Five Ways To Use Your PCs NVIDIA GPU to Do Science at Home
By David Murphy – NVIDIA
Point. Click. Participate. If you’ve ever daydreamed of curing exotic diseases, hunting for aliens, or prospecting for riches, your GPU can help turn you from dreamer to doer.
That’s because your GPU is good for more than blasting through Battlefield 3 and exploring the virtual world of Skyrim. These graphics rendering engines are built using the parallel processing architecture prized by researchers. Some of the world’s most powerful supercomputers are built using our GPUs.
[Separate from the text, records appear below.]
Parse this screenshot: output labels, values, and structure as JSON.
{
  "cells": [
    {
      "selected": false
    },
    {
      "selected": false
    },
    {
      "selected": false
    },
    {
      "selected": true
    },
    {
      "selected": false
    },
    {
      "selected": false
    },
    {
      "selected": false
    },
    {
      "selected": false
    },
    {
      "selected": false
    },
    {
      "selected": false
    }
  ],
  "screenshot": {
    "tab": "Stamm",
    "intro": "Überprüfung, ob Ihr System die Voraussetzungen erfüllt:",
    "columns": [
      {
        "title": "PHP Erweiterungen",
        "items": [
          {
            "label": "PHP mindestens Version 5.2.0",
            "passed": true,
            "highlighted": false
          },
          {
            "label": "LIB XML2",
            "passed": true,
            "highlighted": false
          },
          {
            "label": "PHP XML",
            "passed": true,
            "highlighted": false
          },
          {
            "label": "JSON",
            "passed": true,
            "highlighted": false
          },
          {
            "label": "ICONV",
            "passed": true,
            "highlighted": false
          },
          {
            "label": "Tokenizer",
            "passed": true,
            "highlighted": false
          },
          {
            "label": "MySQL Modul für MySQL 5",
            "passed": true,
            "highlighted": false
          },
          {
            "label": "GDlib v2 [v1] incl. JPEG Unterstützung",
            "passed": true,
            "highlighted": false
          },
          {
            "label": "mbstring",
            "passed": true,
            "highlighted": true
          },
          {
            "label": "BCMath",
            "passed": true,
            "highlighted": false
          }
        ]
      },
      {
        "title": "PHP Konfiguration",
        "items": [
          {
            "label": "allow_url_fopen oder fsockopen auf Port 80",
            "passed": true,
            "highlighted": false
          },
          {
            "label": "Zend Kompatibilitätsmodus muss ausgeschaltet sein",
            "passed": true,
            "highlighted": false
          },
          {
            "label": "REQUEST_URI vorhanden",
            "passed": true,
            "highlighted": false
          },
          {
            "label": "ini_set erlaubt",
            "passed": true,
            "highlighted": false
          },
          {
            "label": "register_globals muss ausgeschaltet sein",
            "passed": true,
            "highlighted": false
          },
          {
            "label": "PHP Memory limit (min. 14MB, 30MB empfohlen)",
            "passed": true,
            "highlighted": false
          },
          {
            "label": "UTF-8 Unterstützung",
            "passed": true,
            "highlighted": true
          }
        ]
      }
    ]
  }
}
A few are even built using borrowed time on the GPUs of enthusiasts. Many distributed computing projects let you download a simple-to-use software program known as BOINC (Berkeley Open Infrastructure for Open Computing) to unleash the untapped computing power of your graphics card for the common good. As if you needed another excuse to buy a GeForce.
Here are five projects – and links to more details on how to get started – that will let you throw your NVIDIA GPU into the mix.
Sought after by scientists: NVIDA GPUs are used in some of the world’s fastest supercomputers.
Kicked off by Stanford University Professor Vijay Pande in 2000, Folding@Home claims 279,000 participants and is one of the world’s fastest computing systems. Folding@Home simulates how proteins within your body assemble themselves. When they misfire, it can lead to diseases. Researchers hope to create treatments for these “misfolds” to head off illnesses like Alzheimer’s. Data from this project has already helped produce 109 research papers.
Getting started: Download this project’s client software, here. If you’ve got a modern GPU, this project’s software will automatically take advantage of it. Slick.
If you’re a fan of flying saucers, you can use your GPU to help the Search for Extraterrestrial Intelligence at the University of California, Berkeley’s Space Sciences Laboratory. SETI@Home analyzes data collected from the Arecibo radio telescope, with the goal of separating boring ol’ space noise from data that might indicate a transmission from a non-human entity. Since SETI@home began in 1999, the project hasn’t found ET. They’re still looking, however.
Do you want to believe? Help SETI@Home continues its search for real-life aliens.
Hunt for Treasure
Despite its mysterious origins, there’s plenty of computer science behind the “distributed consensus” system tracking Bitcoin expenditures and currency generation. Over the past four years Bitcoin’s popularity has surged. But if you’re dreaming of buying a mansion with the proceeds from your Bitcoin “mining,” you’ve missed out. In October 2011, a Bitcoin was worth $2. Now? About $96, though that’s way down from a peak of $266 in April. At this point, unless your machine is ridiculously efficient, you’re not making a profit. But it can be fun.
Getting started: We could point you to places where you can download Bitcoin mining software, but if you’re coming to this cold, start with the Bitcoin wiki.
Search for the Cure
Hosted at Catalonia’s Universitat Pompeu Fabra, GPUGRID analyzes the movement, structure and function of atoms to better understand cancer drug resistance, HIV maturation and why certain proteins involved in neural disorders resist treatment. GPUGrid might be small – with around 2,000 active contributors – but it has churned out a significant amount of work since 2007. That includes a 2012 paper explaining how a significant step in the maturation process of HIV was simulated for the first time.
Getting started: To check your GPU’s compatibility and download the drivers and BOINC client you’ll need to participate, head here.
Do It All
World Community Grid
Your GPU can even join the fight against HIV.
With World Community Grid you’re not just signing up to help out with a specific project. Rather, your GPU will join roughly 66,000 others contributing to all the organization’s projects by default, which includes AIDS, clean water and clean energy research. Founded in 2004 by IBM, more than 600,000 users have contributed roughly 750,000 years of computing research. Even IBM’s supercomputerJeopardy competitor Watson helped: IBM donated its game show winnings of $500,000 to the World Community Grid in 2011. We would have saved a little on the side for some video card upgrades.
Getting started: Head here to register for World Community Grid and download the BOINC client software you’ll need.